There have been a number of stories recently about litigation (there are a few pending cases), or threats of litigation, premised on the notion that fraud or mismanagement must account for discrepancies between the number of entries on registration rolls and Census estimates of citizen population. There are plenty of reasons to be skeptical about such claims: even apart from the fact that the measures cover different time periods, involve comparisons of survey estimates to individual counts, and are often inflated by pending entries slated for impending deletion, the measures fundamentally involve apples and oranges. Census depends on usual physical presence and registration (usually) depends on domicile. Those are often, but not always, the same. Members of the military stationed domestically, for example, are counted by the Census where they are stationed, which may or may not be their voting residence: those still domiciled “back home” are often validly registered there even if they’re counted elsewhere by the Census.

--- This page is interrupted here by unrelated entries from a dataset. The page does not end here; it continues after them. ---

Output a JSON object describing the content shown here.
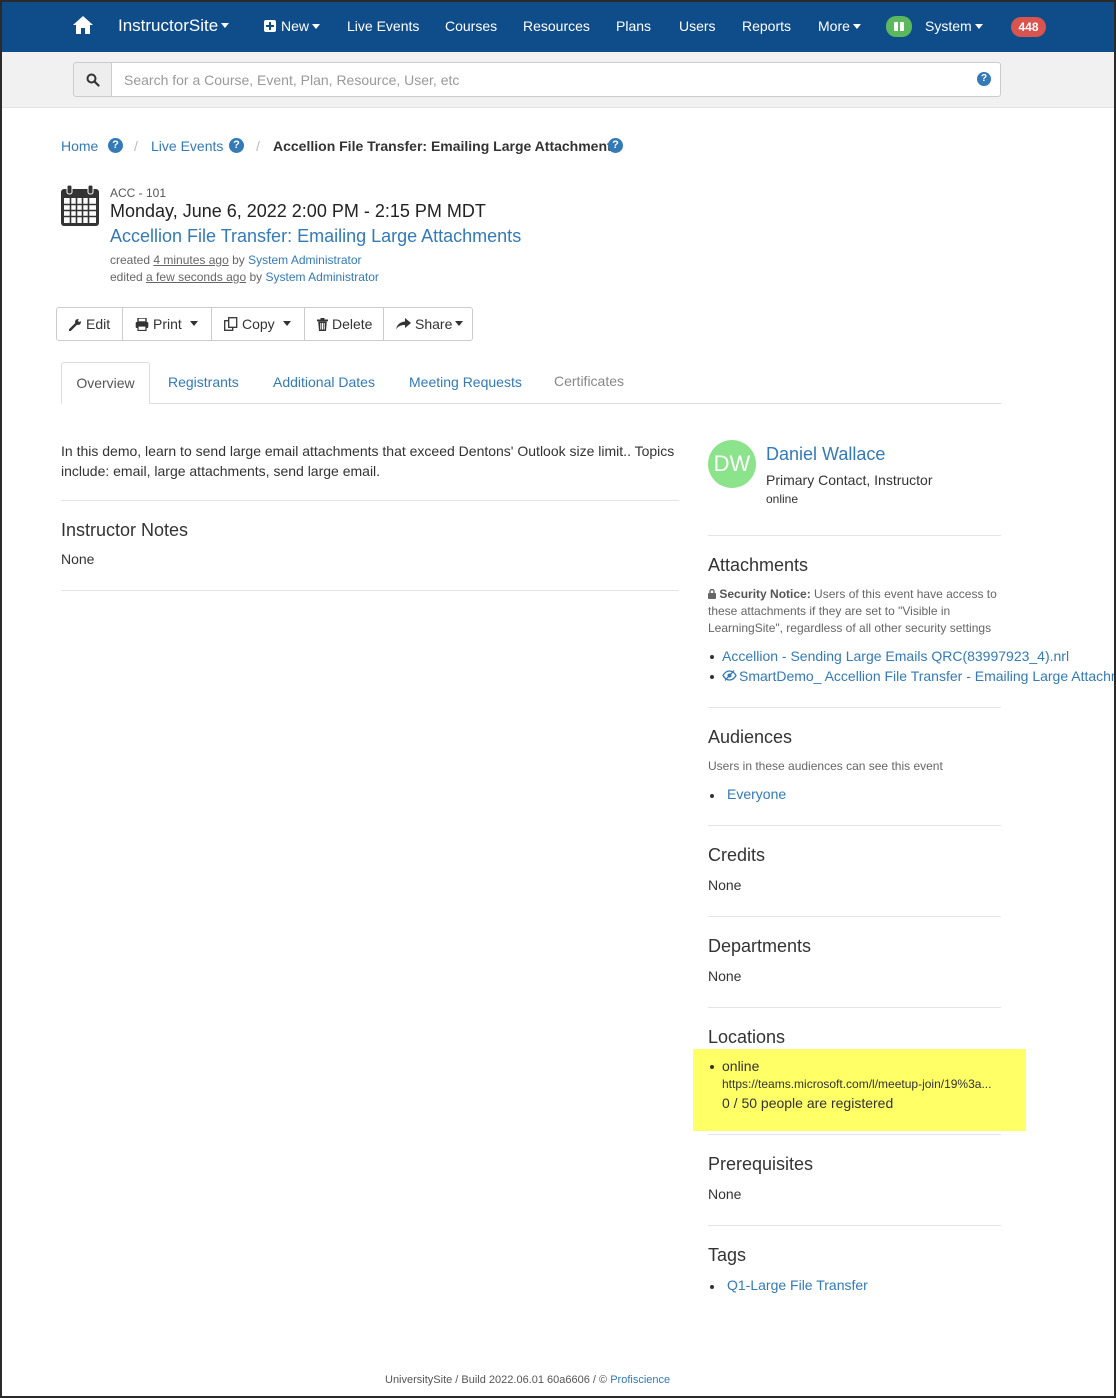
{
  "nav": {
    "brand": "InstructorSite",
    "new": "New",
    "live_events": "Live Events",
    "courses": "Courses",
    "resources": "Resources",
    "plans": "Plans",
    "users": "Users",
    "reports": "Reports",
    "more": "More",
    "system": "System",
    "badge_count": "448"
  },
  "search": {
    "placeholder": "Search for a Course, Event, Plan, Resource, User, etc",
    "help": "?"
  },
  "breadcrumb": {
    "home": "Home",
    "live_events": "Live Events",
    "current": "Accellion File Transfer: Emailing Large Attachments",
    "sep": "/",
    "help": "?"
  },
  "event": {
    "code": "ACC - 101",
    "datetime": "Monday, June 6, 2022 2:00 PM - 2:15 PM MDT",
    "title": "Accellion File Transfer: Emailing Large Attachments",
    "created_prefix": "created",
    "created_ago": "4 minutes ago",
    "by": "by",
    "created_by": "System Administrator",
    "edited_prefix": "edited",
    "edited_ago": "a few seconds ago",
    "edited_by": "System Administrator"
  },
  "toolbar": {
    "edit": "Edit",
    "print": "Print",
    "copy": "Copy",
    "delete": "Delete",
    "share": "Share"
  },
  "tabs": {
    "overview": "Overview",
    "registrants": "Registrants",
    "additional_dates": "Additional Dates",
    "meeting_requests": "Meeting Requests",
    "certificates": "Certificates"
  },
  "overview": {
    "description_line1": "In this demo, learn to send large email attachments that exceed Dentons' Outlook size limit.. Topics",
    "description_line2": "include: email, large attachments, send large email.",
    "notes_heading": "Instructor Notes",
    "notes_value": "None"
  },
  "contact": {
    "initials": "DW",
    "name": "Daniel Wallace",
    "role": "Primary Contact, Instructor",
    "status": "online"
  },
  "attachments": {
    "heading": "Attachments",
    "notice_label": "Security Notice:",
    "notice_line1": "Users of this event have access to",
    "notice_line2": "these attachments if they are set to \"Visible in",
    "notice_line3": "LearningSite\", regardless of all other security settings",
    "items": [
      "Accellion - Sending Large Emails QRC(83997923_4).nrl",
      "SmartDemo_ Accellion File Transfer - Emailing Large Attachments"
    ]
  },
  "audiences": {
    "heading": "Audiences",
    "note": "Users in these audiences can see this event",
    "items": [
      "Everyone"
    ]
  },
  "credits": {
    "heading": "Credits",
    "value": "None"
  },
  "departments": {
    "heading": "Departments",
    "value": "None"
  },
  "locations": {
    "heading": "Locations",
    "name": "online",
    "url": "https://teams.microsoft.com/l/meetup-join/19%3a...",
    "registered": "0 / 50 people are registered"
  },
  "prerequisites": {
    "heading": "Prerequisites",
    "value": "None"
  },
  "tags": {
    "heading": "Tags",
    "items": [
      "Q1-Large File Transfer"
    ]
  },
  "footer": {
    "text": "UniversitySite / Build 2022.06.01 60a6606 / ©",
    "link": "Profiscience"
  }
}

PILF recently issued another in a series of letters claiming mismanagement of 248 counties’ voter rolls based on comparisons like this; the claims have drawn extra attention recently because the organization’s President and General Counsel is also a member of Sec. Kobach’s Advisory Commission on Election Integrity.